I knew many Christian women who despised their singleness and felt incomplete, ostracised by their newly-married friend.. I realized we were stuck with a stale view of a woman's role, as if our sole purpose in life was to marry. As women, this focus on marital status has pulled us away from our true divine purpose and calling.
My purpose is to belong 100% to Jesus: that’s my calling, whether there’s a ring on my finger or not. No matter what others expect of me, I am called to advance courageously ahead as a single, Christian, female serving the Lord unashamedly and wholeheartedly. 1 Corinthians 7:7-8 showed me a fresh narrative for singleness, as it honours both marriage and singleness. Singleness is not for everyone, but there is a freedom in it, if I rest in the Lord. Paul did more than model contentment with singleness, he saw withholding the pursuit of marriage as something that could be good; a gift to be embraced and not abhorred.
We will all at some point in our lives experience being alone—note that I did not use the word lonely. Being single; that is being alone, is an inevitable human experience. When we look at it this way it can change our perspective: we all need to learn to make the most of our alone-time.
Singleness has become a cherished gift, allowing me to be more selective in the way I invest my time. I’ve been able to travel the back streets of Africa and Asia, imparting hope to those who felt forgotten and wounded. I learnt to look past their scars, noticing their resilience and courage, telling them they were ‘highly favoured by God’. I walked the corridors of hospitals filled with women and young girls torn from gang rape; the primary weapon of warfare in the DRC, my birth country. I’ve gifted camouflage bibles to minister the power and love of God to soldiers dying of AIDS. At youth conferences, I shared about the value of singleness and abstinence, and upholding dignity in our bodies; the very first time many had heard such a message.
As a single woman, I have been able to fulfill my calling in a way I could not have had I married.
And, it feels more important than ever to share this message with more and more of the church remaining unmarried. I need to hear—we, the church, need to hear— messages on how to thrive as single people in our community. Messages that affirm us, include us, and value our contribution to the Kingdom.
Two female bible characters have been my forever examples of how to live a full life even though they were on the ‘outside looking in’ of a culture where the women around them all were busy with the tasks of marriage and motherhood:

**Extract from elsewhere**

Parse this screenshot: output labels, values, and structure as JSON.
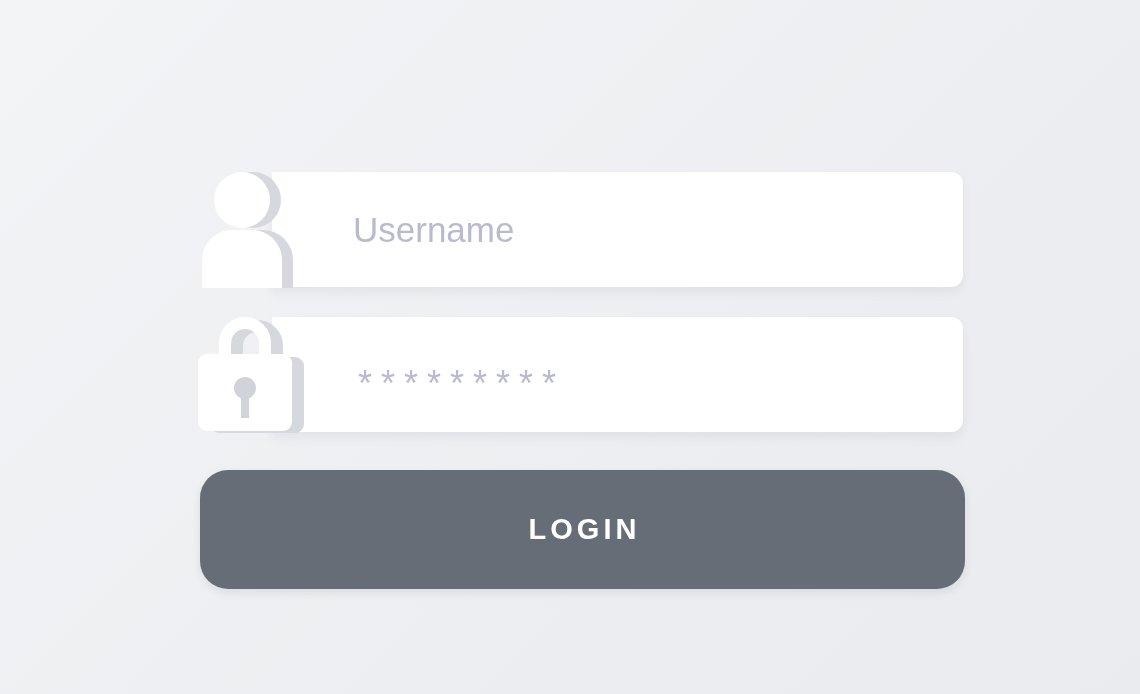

• Elizabeth lived decades without a child in a culture that looked down on barren women, yet she was relentless in her pursuit for God (Luke 1: 5-25).
• Anna, a widower who daily worshipped, awaiting the promise of the arrival of our Saviour (Luke 2:36-38).
They both have helped me celebrate the joys, challenges, and at times perplexity of journeying with Jesus as I become more accustomed to my own company. I have cultivated years of building a foundation in my relationship with God like these two biblical matriarchs and mentored by a mother who taught me to seek God in the early hours. These rooted my identity, self-image and desire for love in God and not social expectations and its labels.
Singleness truly can be an unexpected gift that offers us the grace to thrive. My prayer is that singles of every generation and walks of life will ready themselves to shift their narrative, and believe that their story is not finished or paused, but that God is ready right now to write a new chapter with each of us. He is not yet finished with us.
Joëlle Marie-André Kabamba is an author and Pastor, a passionate social justice advocate, humanitarian working within the Asylum Seeker space, and on staff at her local Church in Melbourne Australia. A deep desire to support singles birthed her latest book, The Unexpected Gift. Joëlle currently runs the Melbourne based ministry Thesp_cebtwn, for singles to engage and flourish. Connect on Instagram at @joelletheauthor.